* Your assignment *
Below are the records; collect from them each line containing the string "MaxConnectionsPerServer".

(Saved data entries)

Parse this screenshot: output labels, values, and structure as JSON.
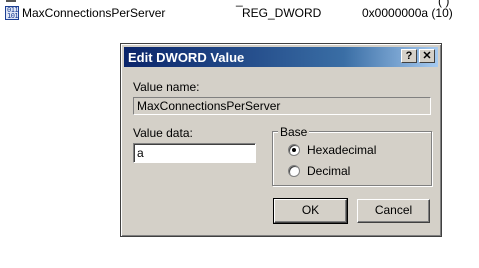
{
  "registry_row": {
    "icon": "reg-binary-icon",
    "icon_glyph": "0110 1011",
    "name": "MaxConnectionsPerServer",
    "type": "REG_DWORD",
    "data": "0x0000000a (10)",
    "cut_off_text": "(   )",
    "cut_off_underscore": "_"
  },
  "dialog": {
    "title": "Edit DWORD Value",
    "help_button": "?",
    "close_button": "✕",
    "value_name_label": "Value name:",
    "value_name": "MaxConnectionsPerServer",
    "value_data_label": "Value data:",
    "value_data": "a",
    "base_label": "Base",
    "base_options": [
      {
        "label": "Hexadecimal",
        "selected": true
      },
      {
        "label": "Decimal",
        "selected": false
      }
    ],
    "ok_label": "OK",
    "cancel_label": "Cancel"
  },
  "colors": {
    "titlebar_start": "#0a246a",
    "titlebar_end": "#a6caf0",
    "dialog_face": "#d4d0c8"
  }
}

* Task output *
    "name": "MaxConnectionsPerServer",
    "value_name": "MaxConnectionsPerServer",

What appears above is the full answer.